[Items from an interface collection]
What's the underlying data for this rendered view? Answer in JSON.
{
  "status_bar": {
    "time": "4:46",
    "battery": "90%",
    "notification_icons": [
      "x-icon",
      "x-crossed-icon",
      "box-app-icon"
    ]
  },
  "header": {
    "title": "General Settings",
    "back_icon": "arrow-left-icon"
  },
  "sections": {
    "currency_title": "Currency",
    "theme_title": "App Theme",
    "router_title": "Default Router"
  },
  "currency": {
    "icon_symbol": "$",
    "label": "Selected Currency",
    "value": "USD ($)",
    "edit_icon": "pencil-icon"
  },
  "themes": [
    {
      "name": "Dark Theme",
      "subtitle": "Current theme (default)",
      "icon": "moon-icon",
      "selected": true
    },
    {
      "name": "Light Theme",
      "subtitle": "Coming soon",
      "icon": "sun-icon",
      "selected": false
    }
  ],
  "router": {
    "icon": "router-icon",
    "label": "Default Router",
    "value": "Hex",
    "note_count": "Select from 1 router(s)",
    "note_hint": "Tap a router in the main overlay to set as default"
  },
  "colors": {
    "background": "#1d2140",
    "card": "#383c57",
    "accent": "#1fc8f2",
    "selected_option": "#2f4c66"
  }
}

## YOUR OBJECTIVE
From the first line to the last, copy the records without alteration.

## RESULT OF THE EXERCISE
What's the underlying data for this rendered view? Answer in JSON.
{
  "status_bar": {
    "time": "4:46",
    "battery": "90%",
    "notification_icons": [
      "x-icon",
      "x-crossed-icon",
      "box-app-icon"
    ]
  },
  "header": {
    "title": "General Settings",
    "back_icon": "arrow-left-icon"
  },
  "sections": {
    "currency_title": "Currency",
    "theme_title": "App Theme",
    "router_title": "Default Router"
  },
  "currency": {
    "icon_symbol": "$",
    "label": "Selected Currency",
    "value": "USD ($)",
    "edit_icon": "pencil-icon"
  },
  "themes": [
    {
      "name": "Dark Theme",
      "subtitle": "Current theme (default)",
      "icon": "moon-icon",
      "selected": true
    },
    {
      "name": "Light Theme",
      "subtitle": "Coming soon",
      "icon": "sun-icon",
      "selected": false
    }
  ],
  "router": {
    "icon": "router-icon",
    "label": "Default Router",
    "value": "Hex",
    "note_count": "Select from 1 router(s)",
    "note_hint": "Tap a router in the main overlay to set as default"
  },
  "colors": {
    "background": "#1d2140",
    "card": "#383c57",
    "accent": "#1fc8f2",
    "selected_option": "#2f4c66"
  }
}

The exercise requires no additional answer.